Friday, 8 March 2013, 8pm
Followed by Artistic Minds, 8.30pm
Venue: Galeri Chandan @ Publika
Duration: 21 Feb – 21 March 2013
About the show
Whatever changes we go through in life, sharing remains an innate defining characteristic of humans. A cognitive psychologist at Yale, Laurie Santos, suggests that this is the very enabling characteristic of mankind to create culture. Storytelling with one another took place long before we could write. We drew pictures and symbols at cave walls before papers were invented. Fast forward to today, we continue to share our stories, experiences and opinions through more advanced channels of radio, television and social media networks. These days, through the likes of Twitter and Instagram, you don’t even have to personally know each other to spread ideas and images.
However, the “human mind meld” is an unfiltered process. Our brains would also automatically process the knowledge and stories of others, and we do this unknowingly. As communication channels get more sophisticated in our world today, lacking proper filters and unawareness of how easily we can be influenced by others start to pose problems.
This concept is also very applicable to art. Art possess the ability to evoke strong reactions from its viewers, as connection is often visceral rather than factual.
Like a good story, art gives us the chance to see, feel and explore through the eyes of an observant artist, who peels through the literal and aptly paints the unspoken and the abstract of the surrounding world.
At times, we may not be able to fully articulate our response but we are able to understand the artist, his artwork and his story. Where speech may fail, a picture could indeed be worth a thousand words.
The great ability of artists to communicate visually comes padded with the responsibility to stir conversations; generate ideas; share insights. In other words, it is to surround the minds of viewers with important messages that they would then meld with others within their circles. As such, for all the power it carries, art has the responsibility to capture the fundamentals and progress of society. But the sharing must be thoughtful, truthful, reflective, as well as appropriately provocative – if there is even such a thing!

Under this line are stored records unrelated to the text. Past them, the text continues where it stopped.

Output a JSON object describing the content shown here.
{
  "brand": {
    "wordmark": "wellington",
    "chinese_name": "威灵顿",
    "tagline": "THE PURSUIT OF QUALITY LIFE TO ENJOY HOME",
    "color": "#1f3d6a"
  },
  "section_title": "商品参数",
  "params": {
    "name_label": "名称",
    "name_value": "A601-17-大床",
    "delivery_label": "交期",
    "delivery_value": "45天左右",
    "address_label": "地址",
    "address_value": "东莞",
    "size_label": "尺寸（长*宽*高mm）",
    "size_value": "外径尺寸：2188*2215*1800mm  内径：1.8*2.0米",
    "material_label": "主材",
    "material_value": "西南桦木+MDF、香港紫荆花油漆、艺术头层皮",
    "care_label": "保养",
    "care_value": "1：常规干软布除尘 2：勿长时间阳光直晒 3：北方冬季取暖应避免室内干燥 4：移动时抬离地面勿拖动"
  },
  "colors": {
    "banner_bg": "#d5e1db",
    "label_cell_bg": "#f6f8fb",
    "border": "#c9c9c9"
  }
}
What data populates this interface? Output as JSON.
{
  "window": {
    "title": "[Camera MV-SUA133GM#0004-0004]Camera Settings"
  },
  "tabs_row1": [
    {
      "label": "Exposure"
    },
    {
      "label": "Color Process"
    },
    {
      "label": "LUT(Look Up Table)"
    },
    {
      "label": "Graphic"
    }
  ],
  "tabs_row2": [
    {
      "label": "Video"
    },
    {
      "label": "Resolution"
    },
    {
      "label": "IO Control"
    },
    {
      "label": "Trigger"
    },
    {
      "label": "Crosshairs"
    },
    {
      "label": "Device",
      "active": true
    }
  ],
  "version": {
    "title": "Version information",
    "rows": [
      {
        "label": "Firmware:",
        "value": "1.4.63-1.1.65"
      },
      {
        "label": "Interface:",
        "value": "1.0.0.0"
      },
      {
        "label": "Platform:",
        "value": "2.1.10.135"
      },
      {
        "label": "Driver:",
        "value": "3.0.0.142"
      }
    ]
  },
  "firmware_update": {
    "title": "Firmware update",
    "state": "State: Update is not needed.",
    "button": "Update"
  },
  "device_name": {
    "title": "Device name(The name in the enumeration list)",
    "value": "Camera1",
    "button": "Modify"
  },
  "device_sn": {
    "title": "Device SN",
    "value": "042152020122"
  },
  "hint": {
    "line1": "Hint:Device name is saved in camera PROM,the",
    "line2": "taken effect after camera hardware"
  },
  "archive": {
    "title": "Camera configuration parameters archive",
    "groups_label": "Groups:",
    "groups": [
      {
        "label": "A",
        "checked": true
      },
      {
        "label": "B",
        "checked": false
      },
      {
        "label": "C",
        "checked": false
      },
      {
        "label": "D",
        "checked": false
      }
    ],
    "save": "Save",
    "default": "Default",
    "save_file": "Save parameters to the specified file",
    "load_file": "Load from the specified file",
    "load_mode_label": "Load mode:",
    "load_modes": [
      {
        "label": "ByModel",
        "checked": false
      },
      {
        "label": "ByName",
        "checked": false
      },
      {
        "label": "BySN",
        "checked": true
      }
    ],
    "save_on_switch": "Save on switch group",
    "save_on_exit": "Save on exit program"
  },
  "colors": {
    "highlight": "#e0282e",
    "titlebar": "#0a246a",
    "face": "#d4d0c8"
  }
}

And it is for this very reason that art, for the longest times, has shaped culture and drove changes in societies. It was writings contributed by hundreds of intellectuals during The Age of Enlightenment that drove a reform in which we today know as the French Revolution. Platform is an exposure for Adli Nazrin, Ainurfatin Majid, Alif Che Berahim, Arikwibowo Amril, Azzuan Osman, Farihan Mawardi, Fateen Ilani Kamaruddin, Haimiza Johan, Husin Othman, Juliady Rifandy, Mohamad Nor Hakim, Mohamad Ridzwan Mohd Fuzi, Mohd Aliff Ahmad, Mohd Azami Ismail, Mohd Rushdi Ahmad, Muhammad Faiz Ghazali, Nizar Sulaiman, Nor Amirah Kamaruddin, Nor Hidayaah Shahrun, Norhaizan Bais, Nurfarahin Zanel, Raja Azeem Idzham and Sofia Haron to share their works. This is also an invitation for viewers to study the environment, the life of, and the surrounding culture that serve as vital clues in understanding the artists and the works on display.
Flip this understanding to the other side of the coin: are you, as I, beginning to realize how influential we actually are on one another? So how do we ensure this mind meld works to our advantage and to those around us? Ms. Santos said we should “surround our minds with the smartest people.” In fact, it is not an overstatement to say that it is our responsibility to do so for our own good and for the betterment of our society. And the irony is that in our quest of a better us, our imperfections tend to appear just as glaring. Whilst we don’t always like to learn them, there is no other way to grow. What other choice is there but to welcome them in an embrace together with the rest that is beautiful within us?